> _Requirement_
Go through the listing below and work out how many lines hold "this"; reply with the figure alone.

> _Data excerpts_
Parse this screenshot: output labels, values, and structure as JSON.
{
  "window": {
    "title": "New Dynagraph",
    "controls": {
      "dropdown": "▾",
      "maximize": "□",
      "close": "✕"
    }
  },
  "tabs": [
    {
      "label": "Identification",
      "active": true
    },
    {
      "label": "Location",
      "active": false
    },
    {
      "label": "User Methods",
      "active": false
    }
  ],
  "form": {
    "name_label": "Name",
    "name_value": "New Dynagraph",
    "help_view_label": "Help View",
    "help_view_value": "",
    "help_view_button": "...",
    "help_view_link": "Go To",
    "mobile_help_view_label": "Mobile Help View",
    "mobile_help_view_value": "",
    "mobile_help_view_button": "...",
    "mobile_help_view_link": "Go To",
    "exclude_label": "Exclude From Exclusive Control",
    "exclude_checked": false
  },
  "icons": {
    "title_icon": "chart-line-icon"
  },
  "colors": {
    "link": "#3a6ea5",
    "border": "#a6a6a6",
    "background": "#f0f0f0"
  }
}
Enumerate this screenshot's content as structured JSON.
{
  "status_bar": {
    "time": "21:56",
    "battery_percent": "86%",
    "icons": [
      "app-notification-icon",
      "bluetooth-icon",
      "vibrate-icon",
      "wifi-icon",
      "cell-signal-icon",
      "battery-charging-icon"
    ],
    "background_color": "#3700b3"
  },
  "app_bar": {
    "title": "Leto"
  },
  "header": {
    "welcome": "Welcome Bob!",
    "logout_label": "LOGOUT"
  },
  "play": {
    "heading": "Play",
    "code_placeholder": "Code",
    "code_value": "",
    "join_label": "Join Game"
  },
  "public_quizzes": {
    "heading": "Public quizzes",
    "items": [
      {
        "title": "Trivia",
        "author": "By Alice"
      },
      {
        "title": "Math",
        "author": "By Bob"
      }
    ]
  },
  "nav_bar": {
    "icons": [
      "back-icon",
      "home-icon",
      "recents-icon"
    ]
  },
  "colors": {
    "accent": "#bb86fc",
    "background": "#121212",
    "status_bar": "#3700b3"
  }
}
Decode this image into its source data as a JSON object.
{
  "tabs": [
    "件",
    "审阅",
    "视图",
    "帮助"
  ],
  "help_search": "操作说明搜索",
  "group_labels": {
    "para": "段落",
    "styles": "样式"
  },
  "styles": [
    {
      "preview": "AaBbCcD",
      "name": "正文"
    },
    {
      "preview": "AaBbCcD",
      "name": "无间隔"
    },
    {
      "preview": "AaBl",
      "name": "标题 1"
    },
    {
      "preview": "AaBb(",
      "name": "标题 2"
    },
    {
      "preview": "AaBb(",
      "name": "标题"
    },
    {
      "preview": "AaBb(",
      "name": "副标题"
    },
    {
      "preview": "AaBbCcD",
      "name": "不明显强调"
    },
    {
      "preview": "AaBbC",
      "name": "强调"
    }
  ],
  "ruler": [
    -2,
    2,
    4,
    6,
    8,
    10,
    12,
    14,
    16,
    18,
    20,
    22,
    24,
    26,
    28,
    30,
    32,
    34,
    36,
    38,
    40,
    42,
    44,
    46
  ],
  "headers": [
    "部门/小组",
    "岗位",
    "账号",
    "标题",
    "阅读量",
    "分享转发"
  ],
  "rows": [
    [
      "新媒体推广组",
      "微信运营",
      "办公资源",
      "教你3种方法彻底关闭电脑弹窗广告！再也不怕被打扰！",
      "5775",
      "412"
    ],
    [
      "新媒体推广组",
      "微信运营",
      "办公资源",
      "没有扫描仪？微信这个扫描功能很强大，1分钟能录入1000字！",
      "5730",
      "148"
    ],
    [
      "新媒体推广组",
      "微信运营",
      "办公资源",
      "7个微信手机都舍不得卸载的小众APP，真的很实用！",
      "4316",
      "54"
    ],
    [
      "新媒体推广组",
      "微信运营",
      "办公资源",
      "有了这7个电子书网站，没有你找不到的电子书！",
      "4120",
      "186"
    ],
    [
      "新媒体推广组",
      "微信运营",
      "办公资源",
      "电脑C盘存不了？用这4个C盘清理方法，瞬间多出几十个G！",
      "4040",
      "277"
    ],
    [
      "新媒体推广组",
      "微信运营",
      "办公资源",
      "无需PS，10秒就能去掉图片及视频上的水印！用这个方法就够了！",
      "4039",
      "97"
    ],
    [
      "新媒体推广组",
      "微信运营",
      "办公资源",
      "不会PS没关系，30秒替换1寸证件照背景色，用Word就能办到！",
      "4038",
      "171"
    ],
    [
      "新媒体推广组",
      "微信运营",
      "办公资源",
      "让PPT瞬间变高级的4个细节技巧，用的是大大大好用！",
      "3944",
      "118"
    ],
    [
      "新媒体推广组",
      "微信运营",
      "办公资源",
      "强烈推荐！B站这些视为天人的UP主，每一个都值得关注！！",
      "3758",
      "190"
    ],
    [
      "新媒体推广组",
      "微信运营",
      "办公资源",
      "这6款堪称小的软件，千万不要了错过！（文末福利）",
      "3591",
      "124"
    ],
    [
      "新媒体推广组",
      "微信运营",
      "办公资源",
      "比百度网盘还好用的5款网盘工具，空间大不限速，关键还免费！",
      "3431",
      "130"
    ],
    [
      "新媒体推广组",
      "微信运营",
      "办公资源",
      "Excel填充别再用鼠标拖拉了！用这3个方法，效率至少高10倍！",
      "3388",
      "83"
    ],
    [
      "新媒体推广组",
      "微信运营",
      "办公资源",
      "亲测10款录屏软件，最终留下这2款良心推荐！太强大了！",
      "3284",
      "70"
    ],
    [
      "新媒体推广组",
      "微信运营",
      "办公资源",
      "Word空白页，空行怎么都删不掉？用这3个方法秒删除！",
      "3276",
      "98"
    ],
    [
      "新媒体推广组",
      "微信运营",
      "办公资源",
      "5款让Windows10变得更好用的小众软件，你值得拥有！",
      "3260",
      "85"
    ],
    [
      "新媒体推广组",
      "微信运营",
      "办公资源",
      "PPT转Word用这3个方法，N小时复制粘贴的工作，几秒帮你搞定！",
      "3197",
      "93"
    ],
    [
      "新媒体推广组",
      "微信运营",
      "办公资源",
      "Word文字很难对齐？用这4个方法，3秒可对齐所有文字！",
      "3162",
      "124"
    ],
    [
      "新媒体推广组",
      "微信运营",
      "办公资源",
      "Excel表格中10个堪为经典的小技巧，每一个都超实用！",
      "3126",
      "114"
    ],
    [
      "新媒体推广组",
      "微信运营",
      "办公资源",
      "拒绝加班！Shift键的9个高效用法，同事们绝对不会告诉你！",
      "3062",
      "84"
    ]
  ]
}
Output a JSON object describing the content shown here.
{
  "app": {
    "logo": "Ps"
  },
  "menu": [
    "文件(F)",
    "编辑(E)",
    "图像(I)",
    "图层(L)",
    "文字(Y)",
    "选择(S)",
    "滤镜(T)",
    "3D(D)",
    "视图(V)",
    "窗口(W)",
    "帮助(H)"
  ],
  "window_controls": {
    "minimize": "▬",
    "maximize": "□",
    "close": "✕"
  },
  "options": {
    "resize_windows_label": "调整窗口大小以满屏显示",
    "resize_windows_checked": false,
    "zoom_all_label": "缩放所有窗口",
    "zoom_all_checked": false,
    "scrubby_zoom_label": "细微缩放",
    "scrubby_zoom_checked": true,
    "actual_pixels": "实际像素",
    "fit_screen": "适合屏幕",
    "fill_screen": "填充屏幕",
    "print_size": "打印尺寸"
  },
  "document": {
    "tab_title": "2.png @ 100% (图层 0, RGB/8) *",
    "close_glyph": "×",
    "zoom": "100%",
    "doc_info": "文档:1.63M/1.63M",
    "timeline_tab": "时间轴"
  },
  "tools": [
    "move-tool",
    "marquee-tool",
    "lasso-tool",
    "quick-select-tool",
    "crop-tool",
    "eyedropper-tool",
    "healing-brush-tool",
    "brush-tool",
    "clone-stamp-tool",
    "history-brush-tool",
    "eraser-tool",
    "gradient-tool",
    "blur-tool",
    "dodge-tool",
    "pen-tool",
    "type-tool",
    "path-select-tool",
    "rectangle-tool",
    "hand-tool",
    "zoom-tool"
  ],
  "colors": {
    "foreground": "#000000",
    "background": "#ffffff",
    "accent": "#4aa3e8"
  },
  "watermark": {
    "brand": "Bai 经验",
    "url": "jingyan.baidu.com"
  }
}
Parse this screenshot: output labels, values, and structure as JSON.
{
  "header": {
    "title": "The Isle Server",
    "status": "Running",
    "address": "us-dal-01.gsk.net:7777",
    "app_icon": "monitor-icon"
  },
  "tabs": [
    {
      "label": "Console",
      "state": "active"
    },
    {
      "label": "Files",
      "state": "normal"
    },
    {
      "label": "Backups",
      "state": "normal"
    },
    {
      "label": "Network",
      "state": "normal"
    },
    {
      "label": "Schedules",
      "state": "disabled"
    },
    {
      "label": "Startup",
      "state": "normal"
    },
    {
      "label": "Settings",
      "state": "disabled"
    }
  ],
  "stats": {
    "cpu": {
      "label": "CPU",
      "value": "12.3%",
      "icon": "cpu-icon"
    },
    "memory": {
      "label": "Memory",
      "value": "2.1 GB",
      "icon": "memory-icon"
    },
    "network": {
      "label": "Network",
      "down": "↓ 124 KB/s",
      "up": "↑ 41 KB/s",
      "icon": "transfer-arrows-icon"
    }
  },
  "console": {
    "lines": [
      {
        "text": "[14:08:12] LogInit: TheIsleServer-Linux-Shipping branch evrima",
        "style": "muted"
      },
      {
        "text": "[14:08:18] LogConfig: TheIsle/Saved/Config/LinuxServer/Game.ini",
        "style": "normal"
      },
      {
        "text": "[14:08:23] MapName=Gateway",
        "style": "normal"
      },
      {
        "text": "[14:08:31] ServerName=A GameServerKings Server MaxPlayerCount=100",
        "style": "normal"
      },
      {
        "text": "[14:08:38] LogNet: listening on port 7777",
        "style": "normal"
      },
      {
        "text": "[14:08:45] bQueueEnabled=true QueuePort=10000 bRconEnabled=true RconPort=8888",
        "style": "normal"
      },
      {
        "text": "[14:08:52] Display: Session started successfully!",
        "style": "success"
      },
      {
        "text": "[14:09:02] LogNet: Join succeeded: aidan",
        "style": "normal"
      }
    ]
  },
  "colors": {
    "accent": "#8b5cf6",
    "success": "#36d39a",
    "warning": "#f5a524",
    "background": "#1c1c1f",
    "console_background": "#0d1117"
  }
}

> _Written response_
4